Have you tried to restore the development database when suddenly such an error occurred?
In the MS SQL Server with a connection to ColdFusion, this is a common problem. ColdFusion is not closing connections to speed up future queries, but it also causes such issues when trying to restore the development (or – in fact – any) database.
Checking active connections
To check what are the active connections, I’m using sys.dm_exec_sessions (for SQL Server 2012 and above) or master.sysprocesses (for older databases).
-- OLD SQL SERVER SELECT spid FROM master..sysprocesses where dbid = db_id('my-database-name') -- SQL SERVER 2012 and above SELECT session_id FROM sys.dm_exec_sessions WHERE database_id = db_id('my-database-name')
If there are in fact some connections to close, I can simply kill such connections by providing the session id (spid) in this command:
kill [spid]; -- example: kill 45;
Automate the task
Sometimes there is no one, but many connections. In such a case it is faster to use the query which will build the query string and execute all kill commands at once:
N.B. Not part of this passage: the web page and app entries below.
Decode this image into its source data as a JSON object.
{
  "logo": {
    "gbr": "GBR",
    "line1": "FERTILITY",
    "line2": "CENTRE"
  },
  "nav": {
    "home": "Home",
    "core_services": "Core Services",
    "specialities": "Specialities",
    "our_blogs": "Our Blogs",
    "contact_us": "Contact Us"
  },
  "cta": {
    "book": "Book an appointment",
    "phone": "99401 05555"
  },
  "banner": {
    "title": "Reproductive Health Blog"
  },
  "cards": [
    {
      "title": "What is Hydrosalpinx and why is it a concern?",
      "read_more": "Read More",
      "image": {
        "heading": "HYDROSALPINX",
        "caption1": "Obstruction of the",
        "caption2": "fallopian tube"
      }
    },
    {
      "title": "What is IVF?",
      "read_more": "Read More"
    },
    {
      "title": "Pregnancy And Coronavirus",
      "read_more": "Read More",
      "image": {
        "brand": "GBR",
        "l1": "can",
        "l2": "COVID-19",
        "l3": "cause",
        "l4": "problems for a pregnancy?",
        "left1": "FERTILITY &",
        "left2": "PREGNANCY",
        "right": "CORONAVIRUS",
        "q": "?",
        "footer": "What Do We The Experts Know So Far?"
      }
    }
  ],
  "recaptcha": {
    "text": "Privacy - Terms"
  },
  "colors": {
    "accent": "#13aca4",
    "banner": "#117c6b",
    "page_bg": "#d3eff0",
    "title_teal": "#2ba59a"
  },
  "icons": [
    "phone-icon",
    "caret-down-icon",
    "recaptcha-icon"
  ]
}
-- OLD SQL SERVER USE master; DECLARE @kill_query varchar(max); SET @kill = ''; SELECT @kill_query = @kill_query + 'kill ' + CONVERT(varchar(10), spid) + '; ' FROM master..sysprocesses WHERE dbid = db_id('my-database-name') EXEC(@kill_query); -- SQL SERVER 2012 and above USE [master]; DECLARE @kill_query varchar(max) = ''; SELECT @kill_query = @kill_query + 'kill ' + CONVERT(varchar(10), session_id) + '; ' FROM sys.dm_exec_sessions WHERE database_id = db_id('my-database-name') EXEC(@kill_query);
Here is the example displaying contents of the ‘kill query’:
In the example above I changed ‘exec’ to ‘select’ in order to display the contents of the query built by the script.